New Jersey Gov. Chris Christie, a Republican and former U.S. attorney, has never been keen on his state's Compassionate Use of Medical Marijuana Act, which his predecessor, Jon Corzine, signed into law on the last day of his administration. But last week, Christie announced that New Jersey will proceed with plans to let six nonprofit organizations distribute marijuana to patients with "debilitating medical conditions" such as cancer, AIDS and multiple sclerosis, despite the risk of federal prosecution.
In Arizona, meanwhile, the Medical Marijuana Act approved by voters last November remains on hold thanks to Gov. Jan Brewer, who worries that it conflicts with the federal Controlled Substances Act. Brewer, a Republican who proudly advocates a "new federalism" that "protects the States and (their) citizens against an overreaching federal government," in this case seems happy to let the Obama administration override the will of Arizona's voters.
Although President Obama has repeatedly said he opposes "using Justice Department resources to try to circumvent state laws on this issue," several U.S. attorneys warned last spring that compliance with state law offers no protection against federal prosecution for growing or distributing marijuana. That position was confirmed by a June 29 memo from Deputy Attorney General James Cole.
Citing this reversal, Brewer has asked a federal judge to decide whether the Arizona Medical Marijuana Act, which she opposed before the election, "complies with federal law" or is "pre-empted in whole or in part because of an irreconcilable conflict with federal law." Oddly, Brewer expresses no preference between those two diametrically opposed choices, which reinforces the impression that her suit is a veiled attempt to overturn Arizona's law without antagonizing its supporters.
Brewer claims to be concerned about the legal exposure of state employees who license and regulate dispensaries. But Dennis Burke, the U.S. attorney for Arizona, says he has "no intention of targeting or going after people who are implementing ... state law."

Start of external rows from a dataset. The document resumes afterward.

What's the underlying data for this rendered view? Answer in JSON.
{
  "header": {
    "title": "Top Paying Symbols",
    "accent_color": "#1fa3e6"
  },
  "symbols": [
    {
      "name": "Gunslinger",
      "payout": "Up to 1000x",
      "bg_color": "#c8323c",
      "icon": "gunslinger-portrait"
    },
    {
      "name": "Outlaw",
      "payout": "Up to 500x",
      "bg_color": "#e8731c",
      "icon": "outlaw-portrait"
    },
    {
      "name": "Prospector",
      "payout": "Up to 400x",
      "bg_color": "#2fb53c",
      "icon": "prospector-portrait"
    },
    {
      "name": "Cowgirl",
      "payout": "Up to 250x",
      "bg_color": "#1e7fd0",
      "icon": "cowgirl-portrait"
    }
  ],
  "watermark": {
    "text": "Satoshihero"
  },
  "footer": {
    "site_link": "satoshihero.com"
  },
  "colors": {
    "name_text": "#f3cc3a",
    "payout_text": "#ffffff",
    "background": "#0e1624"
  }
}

In any case, all state regulators would be doing is determining who qualifies for a medical exemption from state drug penalties. As the American Civil Liberties Union notes in a motion to dismiss Brewer's suit, performing that function does not conflict with the Controlled Substances Act or prevent the federal government from enforcing it.